Classical music review
Reviewed by Jerry Young, Fri., Nov. 12, 2004
Veritably ViennaFirst Baptist Church, Nov. 7
From the first few notes of Mozart's Sonata in E-Flat Major, K. 380, it was apparent that violinist Uli Speth and pianist Mary Robbins knew the benefits of collaboration in Mozart's violin sonatas. When one took off, the other made supportive gestures to show he or she was engaged in the dialogue even when it wasn't his or her turn to speak, like the nods and uh-huhs necessary to good conversation.
This music requires that every note be attended to and audible, regardless of whether it is emphasized or subordinated. Exposed textures and quick tempos of first movements can make for rocky beginnings, as was the case here. Uncertainty and some fingering breakdowns, especially in transitions, left the listener worrying that things might unravel, the sort of suspense that can make Mozart's elegantly spare architecture feel as fragile as a card palace.
The pair made up for it, though, in the slower middle movement, with melodies that embraced falling half-step sobbing/sighing motives and slowly arpeggiated piano figurations familiar from Mozart's famous Piano Concerto No. 21. Mozart leads us into a jarring phrase that rhythmically matches the taunting we all know from bad playground experiences ("Nyah nyah nyah nyah nyah") and sets it just as such slights are in our memory, repeated obsessively: four times by each instrument. It's the grain of sand that generates this musical pearl, and Speth and Robbins consoled us with the sweetest playing of the afternoon.
The tragic intensity of the Sonata in E Minor, K. 304 was fueled by the duo's ever-attentive dialogue. The minuet is touchingly simpler, and the duo traded off variations on a squarish, 16-beat theme, extended here and there once by a Robbins flourish that verged on a full cadenza that grieved for the tragedy of the first movement. The opportunities for overstatement are many, but at each the pair reinvested their energies in the dialogue.
The pair may have underestimated the F Major Sonata, K. 547. In several places the work's carefree mood was threatened by Robbins slipping out of the track in piano runs and Speth's lapses in bow control.
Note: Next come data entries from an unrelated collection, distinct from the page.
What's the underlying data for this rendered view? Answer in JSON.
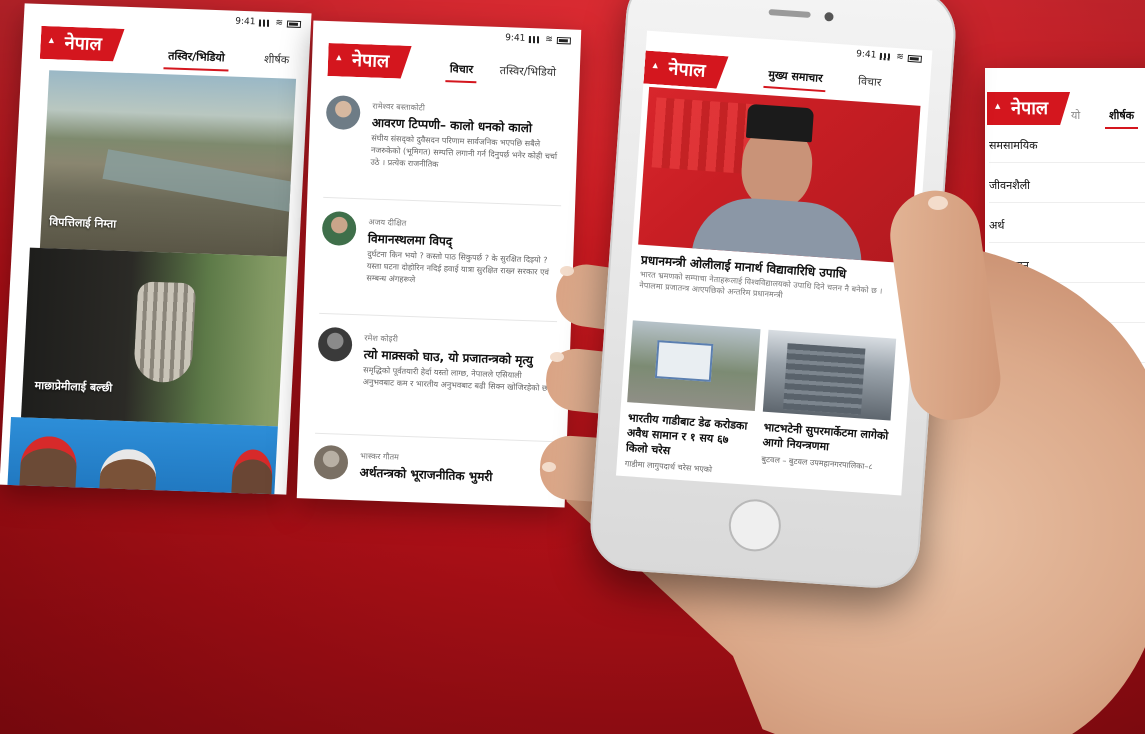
{
  "brand": {
    "logo": "नेपाल",
    "accent": "#d4161e",
    "background": "#c8141b"
  },
  "status": {
    "time": "9:41"
  },
  "screen1": {
    "tabs": [
      "तस्विर/भिडियो",
      "शीर्षक"
    ],
    "captions": [
      "विपत्तिलाई निम्ता",
      "माछाप्रेमीलाई बल्छी"
    ]
  },
  "screen2": {
    "tabs": [
      "विचार",
      "तस्विर/भिडियो"
    ],
    "items": [
      {
        "author": "रामेश्वर बस्ताकोटी",
        "title": "आवरण टिप्पणी– कालो धनको कालो",
        "excerpt": "संघीय संसद्को दुवैसदन परिणाम सार्वजनिक भएपछि सबैले नजरुकेको (भूमिगत) सम्पत्ति लगानी गर्न दिनुपर्छ भनेर कोही चर्चा उठे । प्रत्येक राजनीतिक"
      },
      {
        "author": "अजय दीक्षित",
        "title": "विमानस्थलमा विपद्",
        "excerpt": "दुर्घटना किन भयो ? कस्तो पाठ सिकुपर्छ ? के सुरक्षित दिइयो ? यस्ता घटना दोहोरिन नदिई हवाई यात्रा सुरक्षित राख्न सरकार एवं सम्बन्ध अंगहरूले"
      },
      {
        "author": "रमेश कोइरी",
        "title": "त्यो माक्र्सको घाउ, यो प्रजातन्त्रको मृत्यु",
        "excerpt": "समृद्धिको पूर्वतयारी हेर्दा यस्तो लाग्छ, नेपालले एसियाली अनुभवबाट कम र भारतीय अनुभवबाट बढी सिक्न खोजिरहेको छ ।"
      },
      {
        "author": "भास्कर गौतम",
        "title": "अर्थतन्त्रको भूराजनीतिक भुमरी",
        "excerpt": ""
      }
    ]
  },
  "phone": {
    "tabs": [
      "मुख्य समाचार",
      "विचार"
    ],
    "headline": "प्रधानमन्त्री ओलीलाई मानार्थ विद्यावारिधि उपाधि",
    "subtext": "भारत भ्रमणको सम्पाचा नेताहरूलाई विश्वविद्यालयको उपाधि दिने चलन नै बनेको छ । नेपालमा प्रजातन्त्र आएपछिको अन्तरिम प्रधानमन्त्री",
    "cards": [
      {
        "title": "भारतीय गाडीबाट डेढ करोडका अवैध सामान र १ सय ६७ किलो चरेस",
        "sub": "गाडीमा लागुपदार्थ चरेस भएको"
      },
      {
        "title": "भाटभटेनी सुपरमार्केटमा लागेको आगो नियन्त्रणमा",
        "sub": "बुटवल – बुटवल उपमहानगरपालिका–८"
      }
    ]
  },
  "screen4": {
    "logo_suffix": "यो",
    "tab": "शीर्षक",
    "categories": [
      "समसामयिक",
      "जीवनशैली",
      "अर्थ",
      "मनोरञ्जन"
    ]
  }
}
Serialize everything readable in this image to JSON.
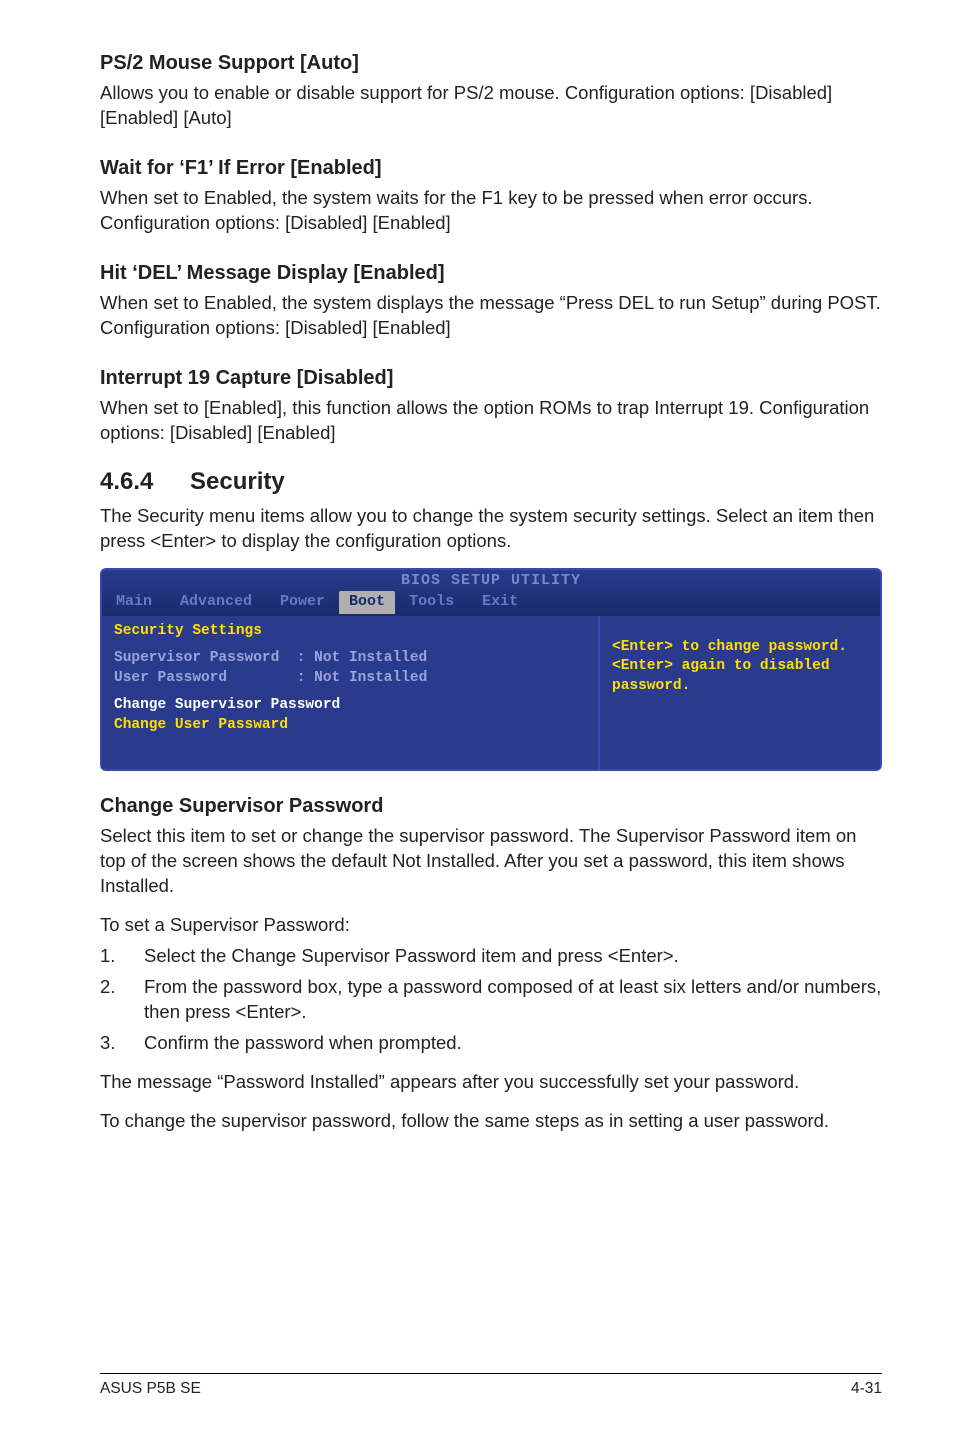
{
  "sections": {
    "ps2": {
      "heading": "PS/2 Mouse Support [Auto]",
      "body": "Allows you to enable or disable support for PS/2 mouse. Configuration options: [Disabled] [Enabled] [Auto]"
    },
    "f1": {
      "heading": "Wait for ‘F1’ If Error [Enabled]",
      "body": "When set to Enabled, the system waits for the F1 key to be pressed when error occurs. Configuration options: [Disabled] [Enabled]"
    },
    "del": {
      "heading": "Hit ‘DEL’ Message Display [Enabled]",
      "body": "When set to Enabled, the system displays the message “Press DEL to run Setup” during POST. Configuration options: [Disabled] [Enabled]"
    },
    "int19": {
      "heading": "Interrupt 19 Capture [Disabled]",
      "body": "When set to [Enabled], this function allows the option ROMs to trap Interrupt 19. Configuration options: [Disabled] [Enabled]"
    },
    "security": {
      "num": "4.6.4",
      "title": "Security",
      "body": "The Security menu items allow you to change the system security settings. Select an item then press <Enter> to display the configuration options."
    },
    "changepw": {
      "heading": "Change Supervisor Password",
      "body1": "Select this item to set or change the supervisor password. The Supervisor Password item on top of the screen shows the default Not Installed. After you set a password, this item shows Installed.",
      "body2": "To set a Supervisor Password:",
      "step1": "Select the Change Supervisor Password item and press <Enter>.",
      "step2": "From the password box, type a password composed of at least six letters and/or numbers, then press <Enter>.",
      "step3": "Confirm the password when prompted.",
      "body3": "The message “Password Installed” appears after you successfully set your password.",
      "body4": "To change the supervisor password, follow the same steps as in setting a user password."
    }
  },
  "bios": {
    "title": "BIOS SETUP UTILITY",
    "tabs": {
      "main": "Main",
      "advanced": "Advanced",
      "power": "Power",
      "boot": "Boot",
      "tools": "Tools",
      "exit": "Exit"
    },
    "left": {
      "heading": "Security Settings",
      "sup_label": "Supervisor Password",
      "sup_value": ": Not Installed",
      "user_label": "User Password",
      "user_value": ": Not Installed",
      "change_sup": "Change Supervisor Password",
      "change_user": "Change User Passward"
    },
    "right": {
      "help": "<Enter> to change password.\n<Enter> again to disabled password."
    }
  },
  "list_numbers": {
    "n1": "1.",
    "n2": "2.",
    "n3": "3."
  },
  "footer": {
    "left": "ASUS P5B SE",
    "right": "4-31"
  }
}
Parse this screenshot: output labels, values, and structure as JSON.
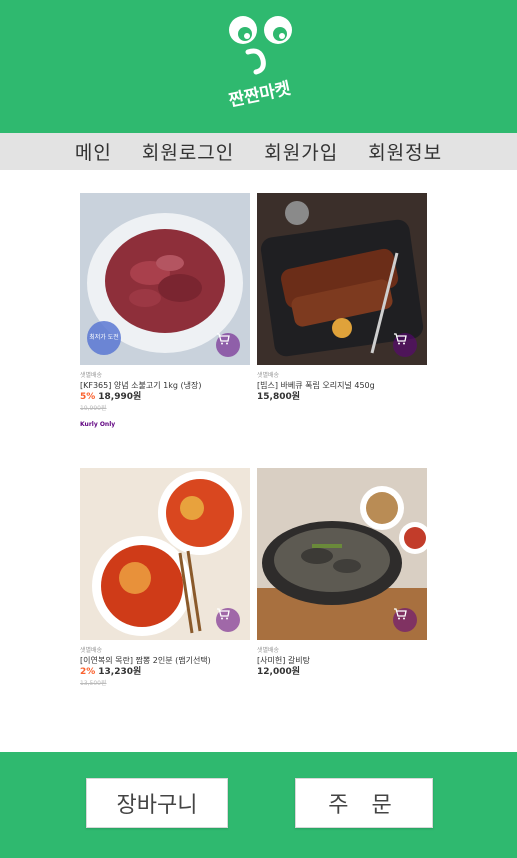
{
  "header": {
    "logo_text": "짠짠마켓",
    "logo_icon": "smiley-face-logo"
  },
  "nav": {
    "items": [
      "메인",
      "회원로그인",
      "회원가입",
      "회원정보"
    ]
  },
  "products": [
    {
      "image": "marinated-beef-plate",
      "badge": "최저가 도전",
      "delivery": "샛별배송",
      "name": "[KF365] 양념 소불고기 1kg (냉장)",
      "discount": "5%",
      "price": "18,990원",
      "original_price": "19,990원",
      "tag": "Kurly Only"
    },
    {
      "image": "bbq-pork-ribs-tray",
      "delivery": "샛별배송",
      "name": "[빕스] 바베큐 폭립 오리지널 450g",
      "price": "15,800원"
    },
    {
      "image": "spicy-noodles-bowls",
      "delivery": "샛별배송",
      "name": "[이연복의 목란] 짬뽕 2인분 (맵기선택)",
      "discount": "2%",
      "price": "13,230원",
      "original_price": "13,500원"
    },
    {
      "image": "galbitang-soup-bowl",
      "delivery": "샛별배송",
      "name": "[사미헌] 갈비탕",
      "price": "12,000원"
    }
  ],
  "footer": {
    "cart_label": "장바구니",
    "order_label": "주 문"
  },
  "colors": {
    "brand_green": "#2fb96f",
    "nav_bg": "#e3e3e3",
    "discount": "#fa622f",
    "kurly_purple": "#5f0080"
  }
}
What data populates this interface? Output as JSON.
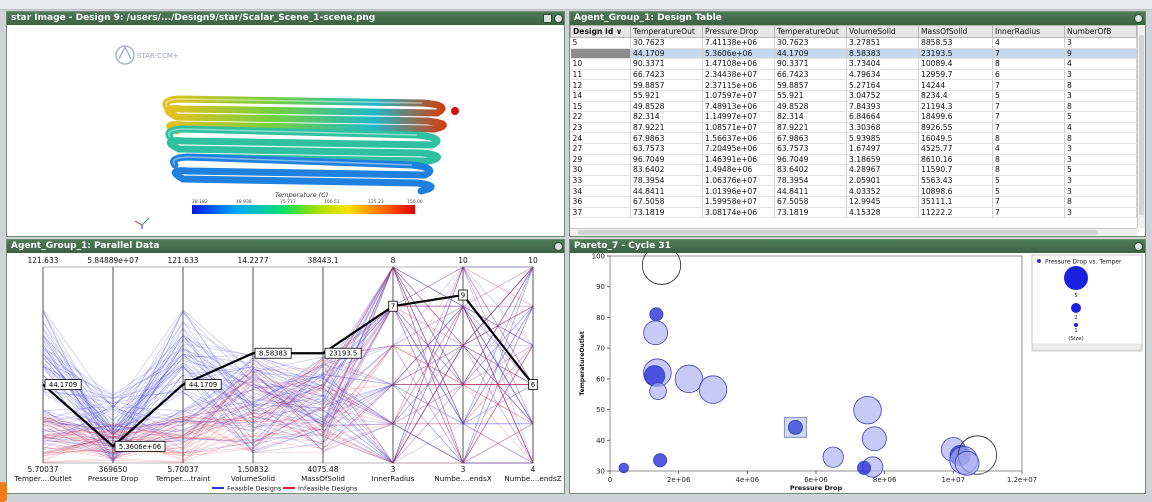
{
  "image_panel": {
    "title": "star Image - Design 9: /users/.../Design9/star/Scalar_Scene_1-scene.png",
    "logo_text": "STAR-CCM+",
    "legend_title": "Temperature (C)",
    "legend_ticks": [
      "28.182",
      "48.938",
      "75.717",
      "100.51",
      "125.23",
      "150.00"
    ]
  },
  "table_panel": {
    "title": "Agent_Group_1: Design Table",
    "columns": [
      "Design Id",
      "TemperatureOut",
      "Pressure Drop",
      "TemperatureOut",
      "VolumeSolid",
      "MassOfSolid",
      "InnerRadius",
      "NumberOfB"
    ],
    "rows": [
      [
        "5",
        "30.7623",
        "7.41138e+06",
        "30.7623",
        "3.27851",
        "8858.53",
        "4",
        "3"
      ],
      [
        "9",
        "44.1709",
        "5.3606e+06",
        "44.1709",
        "8.58383",
        "23193.5",
        "7",
        "9"
      ],
      [
        "10",
        "90.3371",
        "1.47108e+06",
        "90.3371",
        "3.73404",
        "10089.4",
        "8",
        "4"
      ],
      [
        "11",
        "66.7423",
        "2.34438e+07",
        "66.7423",
        "4.79634",
        "12959.7",
        "6",
        "3"
      ],
      [
        "12",
        "59.8857",
        "2.37115e+06",
        "59.8857",
        "5.27164",
        "14244",
        "7",
        "8"
      ],
      [
        "14",
        "55.921",
        "1.07597e+07",
        "55.921",
        "3.04752",
        "8234.4",
        "5",
        "3"
      ],
      [
        "15",
        "49.8528",
        "7.48913e+06",
        "49.8528",
        "7.84393",
        "21194.3",
        "7",
        "8"
      ],
      [
        "22",
        "82.314",
        "1.14997e+07",
        "82.314",
        "6.84664",
        "18499.6",
        "7",
        "5"
      ],
      [
        "23",
        "87.9221",
        "1.08571e+07",
        "87.9221",
        "3.30368",
        "8926.55",
        "7",
        "4"
      ],
      [
        "24",
        "67.9863",
        "1.56637e+06",
        "67.9863",
        "5.93985",
        "16049.5",
        "8",
        "8"
      ],
      [
        "27",
        "63.7573",
        "7.20495e+06",
        "63.7573",
        "1.67497",
        "4525.77",
        "4",
        "3"
      ],
      [
        "29",
        "96.7049",
        "1.46391e+06",
        "96.7049",
        "3.18659",
        "8610.16",
        "8",
        "3"
      ],
      [
        "30",
        "83.6402",
        "1.4948e+06",
        "83.6402",
        "4.28967",
        "11590.7",
        "8",
        "5"
      ],
      [
        "33",
        "78.3954",
        "1.06376e+07",
        "78.3954",
        "2.05901",
        "5563.43",
        "5",
        "3"
      ],
      [
        "34",
        "44.8411",
        "1.01396e+07",
        "44.8411",
        "4.03352",
        "10898.6",
        "5",
        "3"
      ],
      [
        "36",
        "67.5058",
        "1.59958e+07",
        "67.5058",
        "12.9945",
        "35111.1",
        "7",
        "8"
      ],
      [
        "37",
        "73.1819",
        "3.08174e+06",
        "73.1819",
        "4.15328",
        "11222.2",
        "7",
        "3"
      ]
    ]
  },
  "parallel_panel": {
    "title": "Agent_Group_1: Parallel Data",
    "axes": [
      {
        "top": "121.633",
        "bottom": "5.70037",
        "label": "Temper....Outlet",
        "sel": 0.4
      },
      {
        "top": "5.84889e+07",
        "bottom": "369650",
        "label": "Pressure Drop",
        "sel": 0.085
      },
      {
        "top": "121.633",
        "bottom": "5.70037",
        "label": "Temper....traint",
        "sel": 0.4
      },
      {
        "top": "14.2277",
        "bottom": "1.50832",
        "label": "VolumeSolid",
        "sel": 0.56
      },
      {
        "top": "38443.1",
        "bottom": "4075.48",
        "label": "MassOfSolid",
        "sel": 0.56
      },
      {
        "top": "8",
        "bottom": "3",
        "label": "InnerRadius",
        "sel": 0.8
      },
      {
        "top": "10",
        "bottom": "3",
        "label": "Numbe....endsX",
        "sel": 0.857
      },
      {
        "top": "10",
        "bottom": "4",
        "label": "Numbe....endsZ",
        "sel": 0.4
      }
    ],
    "selected_labels": [
      "44.1709",
      "5.3606e+06",
      "44.1709",
      "8.58383",
      "23193.5",
      "7",
      "9",
      "6"
    ],
    "legend": [
      "Feasible Designs",
      "Infeasible Designs"
    ],
    "colors": {
      "feasible": "#3333dd",
      "infeasible": "#dd2233",
      "selected": "#000000"
    }
  },
  "pareto_panel": {
    "title": "Pareto_7 - Cycle 31",
    "chart_data": {
      "type": "scatter",
      "xlabel": "Pressure Drop",
      "ylabel": "TemperatureOutlet",
      "xlim": [
        0,
        12000000
      ],
      "ylim": [
        30,
        100
      ],
      "xticks": [
        "0",
        "2e+06",
        "4e+06",
        "6e+06",
        "8e+06",
        "1e+07",
        "1.2e+07"
      ],
      "yticks": [
        "30",
        "40",
        "50",
        "60",
        "70",
        "80",
        "90",
        "100"
      ],
      "series": [
        {
          "name": "Pressure Drop vs. Temper",
          "points": [
            {
              "x": 1500000,
              "y": 97,
              "size": 9,
              "style": "outline"
            },
            {
              "x": 1350000,
              "y": 81,
              "size": 2,
              "style": "dark"
            },
            {
              "x": 1330000,
              "y": 75,
              "size": 5,
              "style": "light"
            },
            {
              "x": 1380000,
              "y": 62,
              "size": 6,
              "style": "light"
            },
            {
              "x": 1300000,
              "y": 61,
              "size": 4,
              "style": "dark"
            },
            {
              "x": 1400000,
              "y": 56,
              "size": 3,
              "style": "light"
            },
            {
              "x": 2300000,
              "y": 60,
              "size": 6,
              "style": "light"
            },
            {
              "x": 3000000,
              "y": 56.5,
              "size": 6,
              "style": "light"
            },
            {
              "x": 1460000,
              "y": 33.5,
              "size": 2,
              "style": "dark"
            },
            {
              "x": 400000,
              "y": 31,
              "size": 1,
              "style": "dark"
            },
            {
              "x": 5400000,
              "y": 44.2,
              "size": 3,
              "style": "selected"
            },
            {
              "x": 7500000,
              "y": 49.8,
              "size": 6,
              "style": "light"
            },
            {
              "x": 7700000,
              "y": 40.5,
              "size": 5,
              "style": "light"
            },
            {
              "x": 7650000,
              "y": 31.3,
              "size": 4,
              "style": "light"
            },
            {
              "x": 7400000,
              "y": 31,
              "size": 2,
              "style": "dark"
            },
            {
              "x": 6500000,
              "y": 34.5,
              "size": 4,
              "style": "light"
            },
            {
              "x": 10000000,
              "y": 37,
              "size": 5,
              "style": "light"
            },
            {
              "x": 10200000,
              "y": 35,
              "size": 4,
              "style": "dark"
            },
            {
              "x": 10300000,
              "y": 33.5,
              "size": 6,
              "style": "light"
            },
            {
              "x": 10700000,
              "y": 35.2,
              "size": 9,
              "style": "outline"
            },
            {
              "x": 10400000,
              "y": 32.5,
              "size": 5,
              "style": "light"
            }
          ]
        }
      ]
    },
    "legend_title": "Pressure Drop vs. Temper",
    "legend_sizes": [
      "5",
      "2",
      "1"
    ],
    "legend_caption": "(Size)"
  }
}
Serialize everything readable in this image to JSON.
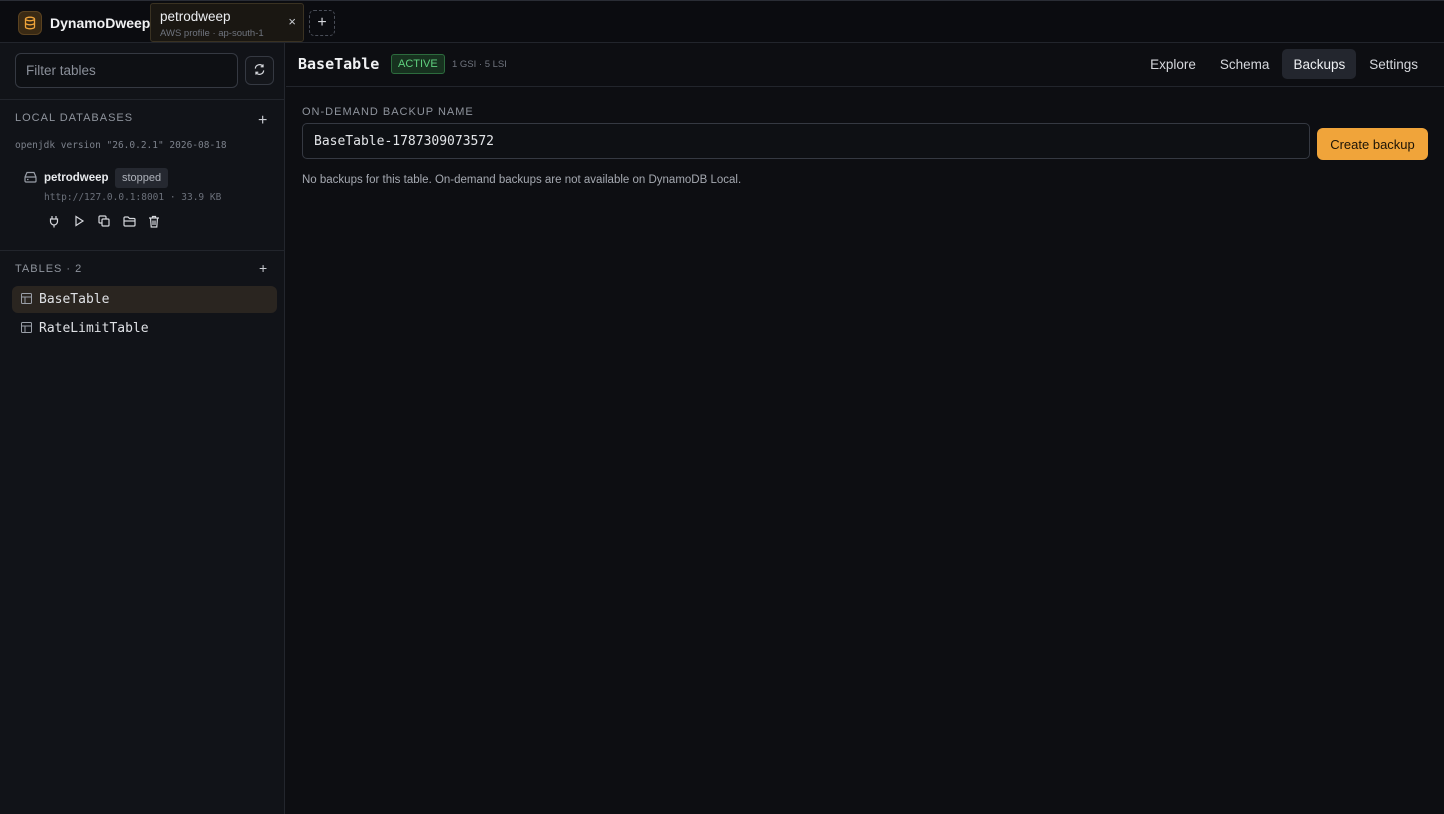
{
  "app": {
    "name": "DynamoDweep"
  },
  "tabs": [
    {
      "title": "petrodweep",
      "subtitle": "AWS profile · ap-south-1",
      "close": "×"
    }
  ],
  "new_tab_label": "+",
  "sidebar": {
    "filter_placeholder": "Filter tables",
    "local_databases_title": "LOCAL DATABASES",
    "java_version": "openjdk version \"26.0.2.1\" 2026-08-18",
    "database": {
      "name": "petrodweep",
      "status": "stopped",
      "url": "http://127.0.0.1:8001 · 33.9 KB"
    },
    "tables_title": "TABLES · 2",
    "tables": [
      {
        "name": "BaseTable"
      },
      {
        "name": "RateLimitTable"
      }
    ]
  },
  "main": {
    "table_name": "BaseTable",
    "status": "ACTIVE",
    "index_info": "1 GSI · 5 LSI",
    "nav": [
      "Explore",
      "Schema",
      "Backups",
      "Settings"
    ],
    "active_nav": "Backups",
    "backup_label": "ON-DEMAND BACKUP NAME",
    "backup_value": "BaseTable-1787309073572",
    "create_button": "Create backup",
    "note": "No backups for this table. On-demand backups are not available on DynamoDB Local."
  },
  "colors": {
    "accent": "#f0a43a",
    "status_active": "#5fd07e",
    "background": "#0d0e12"
  },
  "icons": {
    "brand": "database-icon",
    "refresh": "refresh-icon",
    "db": "server-icon",
    "actions": [
      "plug-icon",
      "play-icon",
      "copy-icon",
      "folder-icon",
      "trash-icon"
    ],
    "table": "table-icon"
  }
}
As in other places in the concert, problems occurred where a spacious phrase suddenly had to downshift to make a turn, and the jostling was apparent.
The Sonata in B-Flat Major, K. 368 brought the pair back to deeper water, and the even polish and firmly integrated interactions left no doubt that Speth and Robbins had given ample attention to this more musically demanding and rewarding work.